The widening skills gap in manufacturing is having a real, measured and devastating effect on the American economy. Every day we don’t work to solve this problem, the less time we have to rebuild the foundation of our economy and prevent future supply chain disruptions. 

If American businesses want to compete and thrive over the next decade as we rebuild post-COVID, we need to close this gap and create a pipeline of trained, certified, and dependable workers, now. 

Build Back Better

This is where Build Back Better comes in. The plan provides a massive $580 billion investment and calls for allocating one percent of the GDP into infrastructure, manufacturing, supply chain resiliency and more over eight years to help ensure America upgrades successfully and for the long haul. 

This makes good business sense for the sector considering for every $1 spent in manufacturing, $2.79 is generated organically; this is the highest multiplier effect of any economic sector.


This will be especially important for clean energy infrastructure which can be designed, manufactured and deployed within the U.S. Like President Biden said in his most recent State of the Union Address: "There's simply no reason why the blades for wind turbines can't be built in Pittsburgh instead of Beijing." The investments proposed by this plan meld together the needs of the infrastructure sector with the American-made manufacturing capabilities to do it. 

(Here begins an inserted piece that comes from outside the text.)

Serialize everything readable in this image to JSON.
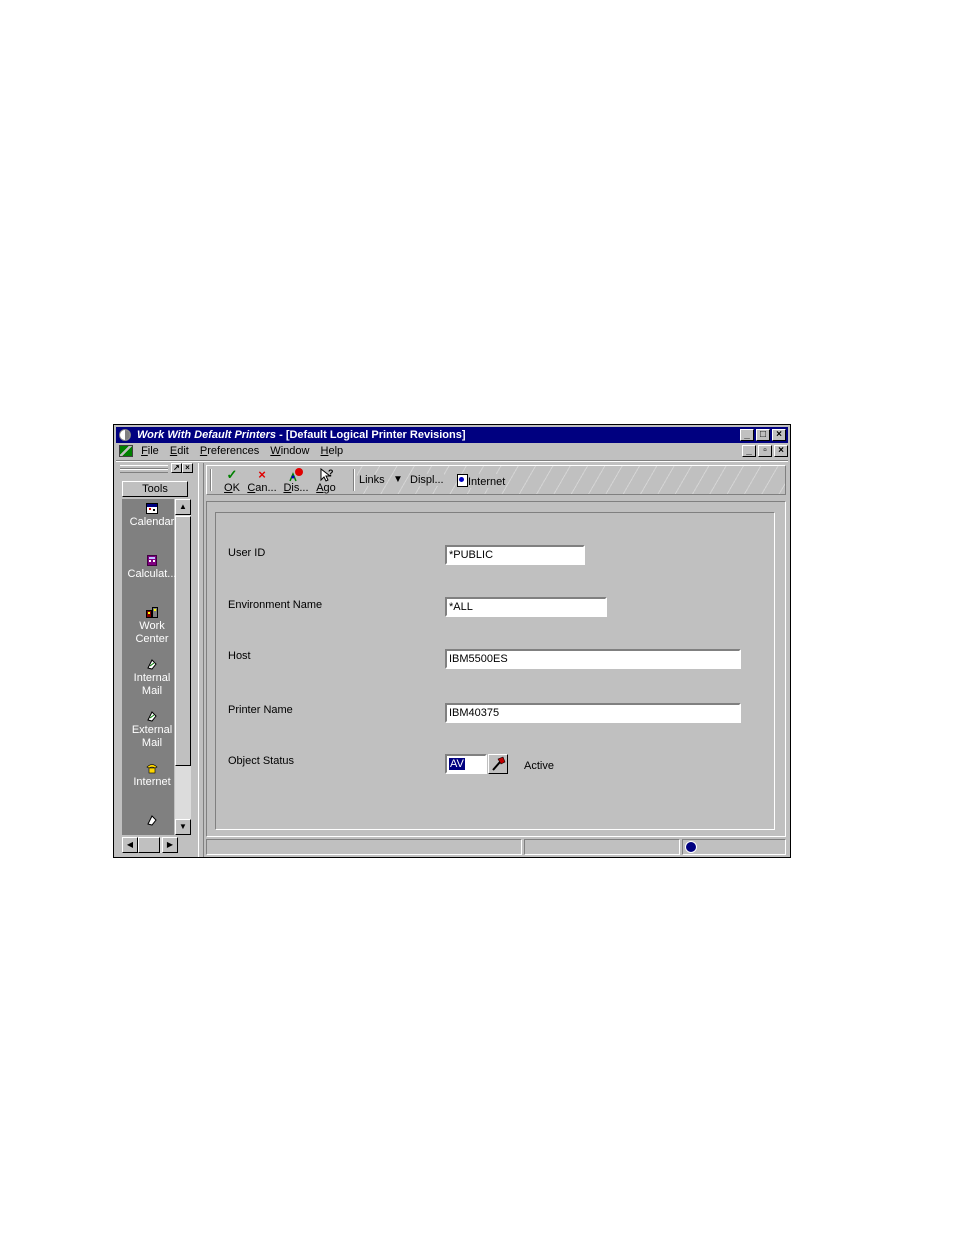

It also calls for training, certifying, and deploying the next generation of manufacturing workers to close to looming skills gap and rebuild our economic flexibility and crumbling infrastructure. 


This influx of resources is not only a once-in-a-lifetime opportunity to fix the sector’s ailments but it’s also the perfect opportunity to get veterans off the bench and redeploy them to advanced manufacturing where qualified talent is desperately needed. 

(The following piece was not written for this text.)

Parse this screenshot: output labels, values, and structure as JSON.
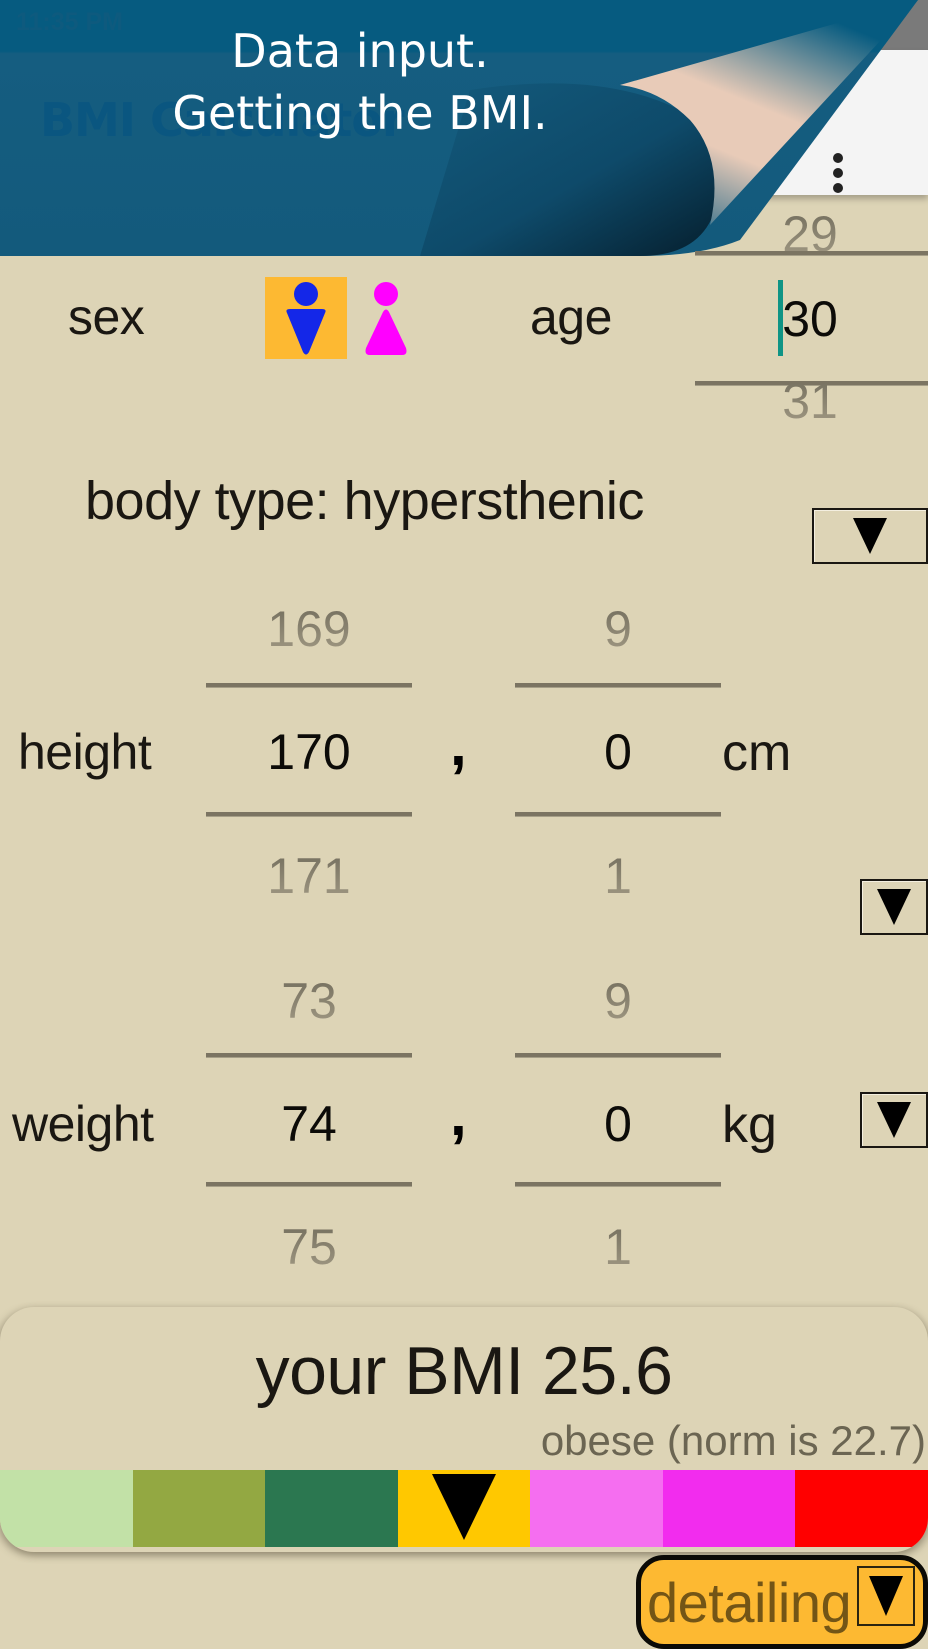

While Biden’s Build Back Better plan is a great step in the right direction for solving these issues over the long term, the plan’s only gap is it doesn’t clearly outline an immediate, short-term solution while the effects of the long-term investments catch up.

The widening skills gap is accelerating the deterioration of American manufacturing and every day there are fewer and fewer Americans with these critical skills. It is crucial we establish a training pipeline like the plan suggests, but we also cannot solely rely on this investment to pay us back in 2 – 6 years. We need a vanguard to hold the fort while the economy catches up. 

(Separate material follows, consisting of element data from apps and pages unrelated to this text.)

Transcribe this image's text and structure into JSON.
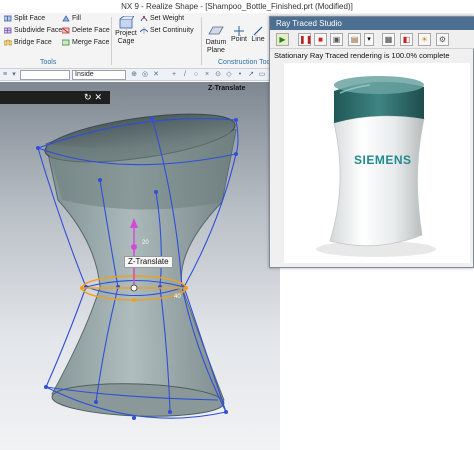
{
  "window": {
    "title": "NX 9 - Realize Shape - [Shampoo_Bottle_Finished.prt (Modified)]"
  },
  "ribbon": {
    "tools_group": {
      "items": [
        {
          "label": "Split Face",
          "icon": "split-face-icon"
        },
        {
          "label": "Fill",
          "icon": "fill-icon"
        },
        {
          "label": "Subdivide Face",
          "icon": "subdivide-face-icon"
        },
        {
          "label": "Delete Face",
          "icon": "delete-face-icon"
        },
        {
          "label": "Bridge Face",
          "icon": "bridge-face-icon"
        },
        {
          "label": "Merge Face",
          "icon": "merge-face-icon"
        }
      ],
      "label": "Tools"
    },
    "project_cage": {
      "label": "Project Cage",
      "icon": "project-cage-icon"
    },
    "set_weight": {
      "label": "Set Weight",
      "icon": "set-weight-icon"
    },
    "set_continuity": {
      "label": "Set Continuity",
      "icon": "set-continuity-icon"
    },
    "construction": {
      "label": "Construction Too",
      "datum_plane": "Datum Plane",
      "point": "Point",
      "line": "Line"
    }
  },
  "selection_bar": {
    "scope_value": "Inside"
  },
  "graphics": {
    "header": "Z-Translate",
    "handle_label": "Z-Translate",
    "handle_tick_top": "20",
    "handle_tick_right": "40"
  },
  "ray_traced_studio": {
    "title": "Ray Traced Studio",
    "status": "Stationary Ray Traced rendering is 100.0% complete",
    "label_brand": "SIEMENS"
  },
  "colors": {
    "titlebar_bg": "#ffffff",
    "ribbon_bg": "#f4f4f4",
    "group_label": "#2b6fa8",
    "cage_blue": "#2f4fd8",
    "rts_title_bg": "#4d6f91",
    "bottle_teal": "#2e6b6a",
    "siemens_teal": "#1f8a8f"
  }
}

This is where veterans come in.

Deploying the Veteran Workforce

We’re sitting on the country’s most underutilized resource: veterans. A May 2021 study by Deloitte analyzed the state of the manufacturing industry and recommended hiring military personnel for mid to highly skilled positions.


Every year more than 200,000 veterans rejoin civilian life and struggle to find a new career. Our veterans have the maturity, discipline and focus necessary to rebuild our economic foundation and they are our country’s greatest resource, both on the battlefield and in the economy. Simply provide them the accelerated training and release them into the sector to create immediate impact. 

For too many Military Appreciation Months and Memorial Days in the past we’ve thanked our veterans while letting homelessness and financial instability in the veteran community fester and grow. It’s time to make a real change in the dynamic and the economic proposals by the Biden administration provide an opportunity to do so.

Whether parties support President Biden proposed policies or not, it’s without question that more can be done across the board. Veterans don’t need a handout; all they need is an opportunity to earn a new path in life. Individuals can help by supporting veteran causes or organizations and businesses can help by doubling down on veteran hires. 

The time for talk is up; the Biden plan will flood the sector with resources, resources that can be used to streamline veterans into the sector. 

Hernán Luis y Prado is the Founder and CEO of Workshops for Warriors, a 501(c)3 non-profit organization that offers transitioning service members and veterans accelerated, multi-disciplinary advanced manufacturing training and nationally recognized certification.